After TC returned home from three months of inpatient hospitalization, there was an awkward adjustment period as he resumed his role as a parent. So accustomed to depending on me for his every need, Jack ignored his father most of the time, appearing puzzled by his dad’s physical and communication limitations. I knew it would take time for the two to repair their relationship, but I never expected TC’s recovery process would play such an instrumental role in their bonding.
With fascination, I began to observe that the activities appropriate for our young son also had great therapeutic value for TC. Reading simple board books, recalling the words from well-known children’s songs, and taking short nature walks around the neighborhood became part of our daily routine. With TC and I both unable to return to our jobs, our attention landed squarely on Jack as we tried to reestablish some stability in our home life. Slowly, I began to turn over to TC the parenting responsibilities he had once fulfilled. Filling in paperwork for Jack’s preschool was an opportunity for TC to work on his writing skills. Making doctor appointments allowed him to practice his phone skills. Even picking up toys served a purpose from a physical therapy standpoint.

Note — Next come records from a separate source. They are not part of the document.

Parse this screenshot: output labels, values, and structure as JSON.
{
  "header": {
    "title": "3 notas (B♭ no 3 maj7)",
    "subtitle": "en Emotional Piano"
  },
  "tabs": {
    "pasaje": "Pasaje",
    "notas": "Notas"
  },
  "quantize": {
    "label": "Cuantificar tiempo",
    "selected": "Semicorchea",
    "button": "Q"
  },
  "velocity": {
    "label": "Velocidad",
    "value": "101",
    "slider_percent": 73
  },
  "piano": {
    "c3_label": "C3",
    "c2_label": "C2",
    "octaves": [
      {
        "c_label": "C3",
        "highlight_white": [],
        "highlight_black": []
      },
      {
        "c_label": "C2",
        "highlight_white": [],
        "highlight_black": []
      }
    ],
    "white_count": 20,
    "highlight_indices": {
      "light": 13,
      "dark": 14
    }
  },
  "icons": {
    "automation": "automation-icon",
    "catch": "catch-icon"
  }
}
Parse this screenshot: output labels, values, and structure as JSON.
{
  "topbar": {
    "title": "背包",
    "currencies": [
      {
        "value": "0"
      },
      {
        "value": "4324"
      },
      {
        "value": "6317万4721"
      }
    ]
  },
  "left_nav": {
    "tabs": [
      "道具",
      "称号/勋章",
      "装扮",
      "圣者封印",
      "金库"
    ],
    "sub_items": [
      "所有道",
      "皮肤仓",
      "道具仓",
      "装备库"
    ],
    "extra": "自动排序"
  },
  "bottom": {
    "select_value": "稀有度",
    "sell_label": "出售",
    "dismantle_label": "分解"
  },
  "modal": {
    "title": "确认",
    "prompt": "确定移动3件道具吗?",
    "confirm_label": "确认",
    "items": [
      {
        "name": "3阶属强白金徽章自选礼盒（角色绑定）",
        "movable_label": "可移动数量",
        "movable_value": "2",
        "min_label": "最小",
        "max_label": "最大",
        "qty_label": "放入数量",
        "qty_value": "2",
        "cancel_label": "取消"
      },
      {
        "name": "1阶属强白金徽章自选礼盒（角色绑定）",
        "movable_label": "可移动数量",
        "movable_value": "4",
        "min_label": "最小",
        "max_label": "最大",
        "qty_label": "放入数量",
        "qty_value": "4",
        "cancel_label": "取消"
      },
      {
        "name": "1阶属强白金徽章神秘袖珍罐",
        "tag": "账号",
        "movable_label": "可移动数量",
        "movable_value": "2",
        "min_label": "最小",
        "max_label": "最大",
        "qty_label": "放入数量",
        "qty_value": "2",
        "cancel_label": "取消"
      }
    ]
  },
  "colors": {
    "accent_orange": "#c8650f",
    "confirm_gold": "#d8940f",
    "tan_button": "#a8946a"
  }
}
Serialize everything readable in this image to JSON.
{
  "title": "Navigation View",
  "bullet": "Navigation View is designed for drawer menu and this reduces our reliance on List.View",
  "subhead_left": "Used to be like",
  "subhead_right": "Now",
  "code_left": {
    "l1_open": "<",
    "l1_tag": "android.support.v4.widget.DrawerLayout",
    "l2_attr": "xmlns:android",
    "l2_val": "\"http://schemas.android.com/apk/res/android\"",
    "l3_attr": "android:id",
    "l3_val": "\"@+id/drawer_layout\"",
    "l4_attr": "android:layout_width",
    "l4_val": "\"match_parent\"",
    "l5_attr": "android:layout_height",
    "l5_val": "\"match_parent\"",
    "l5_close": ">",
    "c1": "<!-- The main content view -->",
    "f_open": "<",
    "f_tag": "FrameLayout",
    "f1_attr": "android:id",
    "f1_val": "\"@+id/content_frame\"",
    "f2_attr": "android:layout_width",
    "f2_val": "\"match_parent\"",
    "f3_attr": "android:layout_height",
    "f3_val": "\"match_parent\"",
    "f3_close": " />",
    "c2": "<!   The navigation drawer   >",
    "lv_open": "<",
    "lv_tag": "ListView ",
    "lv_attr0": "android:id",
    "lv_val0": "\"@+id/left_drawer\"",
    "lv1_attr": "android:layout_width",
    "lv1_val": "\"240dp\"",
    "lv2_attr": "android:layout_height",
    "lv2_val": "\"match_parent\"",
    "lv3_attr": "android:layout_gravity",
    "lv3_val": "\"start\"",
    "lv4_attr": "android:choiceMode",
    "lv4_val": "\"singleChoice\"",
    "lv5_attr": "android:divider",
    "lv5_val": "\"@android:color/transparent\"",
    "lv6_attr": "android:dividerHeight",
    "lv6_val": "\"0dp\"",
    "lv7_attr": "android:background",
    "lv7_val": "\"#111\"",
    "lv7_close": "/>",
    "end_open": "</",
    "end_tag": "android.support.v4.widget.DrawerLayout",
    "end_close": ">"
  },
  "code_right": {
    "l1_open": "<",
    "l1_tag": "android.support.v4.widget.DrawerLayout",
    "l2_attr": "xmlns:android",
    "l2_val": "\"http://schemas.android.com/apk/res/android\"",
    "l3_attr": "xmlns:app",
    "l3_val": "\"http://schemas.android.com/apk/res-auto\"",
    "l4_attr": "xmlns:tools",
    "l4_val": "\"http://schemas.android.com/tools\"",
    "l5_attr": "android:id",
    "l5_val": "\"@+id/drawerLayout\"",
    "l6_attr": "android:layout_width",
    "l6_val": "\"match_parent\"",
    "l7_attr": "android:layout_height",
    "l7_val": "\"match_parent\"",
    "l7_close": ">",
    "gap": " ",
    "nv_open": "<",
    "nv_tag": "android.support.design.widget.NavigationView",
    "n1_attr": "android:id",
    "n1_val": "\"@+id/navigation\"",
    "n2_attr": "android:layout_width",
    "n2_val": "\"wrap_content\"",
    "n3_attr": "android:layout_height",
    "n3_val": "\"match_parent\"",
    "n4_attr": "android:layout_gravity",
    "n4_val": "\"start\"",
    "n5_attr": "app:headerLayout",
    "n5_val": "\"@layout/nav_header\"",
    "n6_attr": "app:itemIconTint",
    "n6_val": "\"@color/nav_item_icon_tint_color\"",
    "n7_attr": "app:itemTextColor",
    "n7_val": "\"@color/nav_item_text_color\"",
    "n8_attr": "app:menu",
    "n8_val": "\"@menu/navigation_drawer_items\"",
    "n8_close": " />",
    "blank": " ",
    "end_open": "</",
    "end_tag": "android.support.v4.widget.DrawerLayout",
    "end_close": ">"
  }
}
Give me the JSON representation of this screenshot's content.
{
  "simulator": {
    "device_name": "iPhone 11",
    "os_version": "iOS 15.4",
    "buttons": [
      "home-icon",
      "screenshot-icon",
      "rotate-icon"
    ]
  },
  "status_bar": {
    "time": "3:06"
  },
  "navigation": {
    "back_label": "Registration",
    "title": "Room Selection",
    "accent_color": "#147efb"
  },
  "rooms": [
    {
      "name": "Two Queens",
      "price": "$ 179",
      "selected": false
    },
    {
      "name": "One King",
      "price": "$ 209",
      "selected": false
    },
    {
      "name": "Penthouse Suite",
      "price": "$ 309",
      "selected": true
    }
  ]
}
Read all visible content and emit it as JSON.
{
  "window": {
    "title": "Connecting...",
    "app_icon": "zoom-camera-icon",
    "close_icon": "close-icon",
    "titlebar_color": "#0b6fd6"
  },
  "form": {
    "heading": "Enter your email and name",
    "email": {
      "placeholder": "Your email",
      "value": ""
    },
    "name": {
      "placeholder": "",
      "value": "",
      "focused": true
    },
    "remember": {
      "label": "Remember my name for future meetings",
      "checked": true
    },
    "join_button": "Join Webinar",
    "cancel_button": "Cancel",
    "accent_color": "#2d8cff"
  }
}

We did not instantly transform back into the family we once were. As I have come to accept it, we will never be that family again. We can’t go on all-day adventures or walk for miles with Jack in his stroller. Our pace is slower now. Our stamina is shortened. Parenting is a tiring job, and when you factor in a brain injury and an energetic toddler, it can be utterly exhausting. TC and I have learned to recognize our own limitations. We have also learned how to better savor the joy of parenting. The first time we were able to return to the National Zoo together was a monumental occasion for us. The joy of being able to take the subway, grab a cup of coffee, and walk among other families is an experience I never thought to appreciate before brain injury.
Reinventing our family has required me to reinvent my mindset. No longer do I fear that Jack will miss out on the father TC was before his assault. Now I recognize how blessed our son is to have a father who exemplifies such incredible courage and determination in the face of disability. It doesn’t matter if TC has a fancy job title or if he can fluently speak another language. Growing up with a father like TC is the very best lesson Jack could hope to learn about grit and strong character.
Many people ask me if TC and I would still consider expanding our family and the honest answer is that I don’t know. Rebuilding our life has been a rewarding but draining experience and, at this point, I’m not sure I’m ready to take on any more responsibility. What I can say with confidence, however, is that despite all that was lost, our family now feels complete. There is a feeling of wholeness that is new and immensely satisfying. With gratitude, we recognize the enormous influence Jack has had in our family’s healing process. It is clear that love is transformative, and for us, it has been powerfully restorative.
If we can’t be the parents we set out to be (and let’s be honest, who really is?), we can continue to work hard to dispel the stigmas surrounding brain injury and disability. We can educate our own child in these matters, so that one day he will be able to explain it to others. We can continue to model compassion, empathy, and patience for each other and for strangers. Ultimately, these are the values that matter. This is the child we are trying to shape.